New Jersey has a new law to require manufactures to recycle more of their electronics — an endeavor that had previously stalled because it had failed to keep up with all the new products that made such an effort difficult. The bill, signed yesterday, tells electronic makers that they must bear the cost and the responsibility of recycling electronic waste.
According to New Jersey Spotlight, the effort has languished since 2008 when the program began. What’s happened is that the market for electronic waste declined, which meant that manufacturers cut back on pick ups. As a result, the localities picked up the cost of that recycling program.
“Current law requires the recycling of e-waste, but manufacturers, in recent years, have been dodging their responsibility to work with municipalities and counties to get the job done,’’ said Dominick D’Altilio, president of the Association of New Jersey Recyclers, which lobbied for the changes, in the NJ Spotlight story.

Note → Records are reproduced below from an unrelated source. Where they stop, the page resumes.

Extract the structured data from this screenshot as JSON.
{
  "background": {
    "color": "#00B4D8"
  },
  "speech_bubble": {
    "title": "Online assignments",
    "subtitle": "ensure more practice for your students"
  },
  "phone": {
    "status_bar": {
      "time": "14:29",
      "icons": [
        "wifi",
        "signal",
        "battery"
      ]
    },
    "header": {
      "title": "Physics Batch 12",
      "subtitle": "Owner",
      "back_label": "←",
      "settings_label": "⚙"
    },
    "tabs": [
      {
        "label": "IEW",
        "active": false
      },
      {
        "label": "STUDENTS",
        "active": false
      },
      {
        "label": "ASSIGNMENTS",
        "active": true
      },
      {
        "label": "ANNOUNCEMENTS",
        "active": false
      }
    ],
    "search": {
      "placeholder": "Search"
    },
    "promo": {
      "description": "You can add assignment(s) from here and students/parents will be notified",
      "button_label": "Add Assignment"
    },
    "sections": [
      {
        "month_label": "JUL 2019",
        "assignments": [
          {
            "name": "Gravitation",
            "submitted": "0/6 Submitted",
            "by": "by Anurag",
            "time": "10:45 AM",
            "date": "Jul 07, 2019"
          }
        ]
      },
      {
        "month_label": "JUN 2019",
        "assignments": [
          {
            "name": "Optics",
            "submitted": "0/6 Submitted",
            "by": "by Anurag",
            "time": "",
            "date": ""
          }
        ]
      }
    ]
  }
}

“This law clarifies the manufacturers’ obligation and gives the state Department of Environmental Protection new power to act should the product makers drop the ball,’’ the story quotes him as saying.
Electronic waste, such as old computers, is a growing part of the waste stream that not just New Jersey is trying to tackle but also other states. The goal is to keep toxic materials such as lead and cadmium from getting into soil via the landfills.
If the materials can be recycled, it would help accomplish that goal. Recycled materials use less energy, emphasize supporters of the measure, which prevents greenhouse gas emissions as well.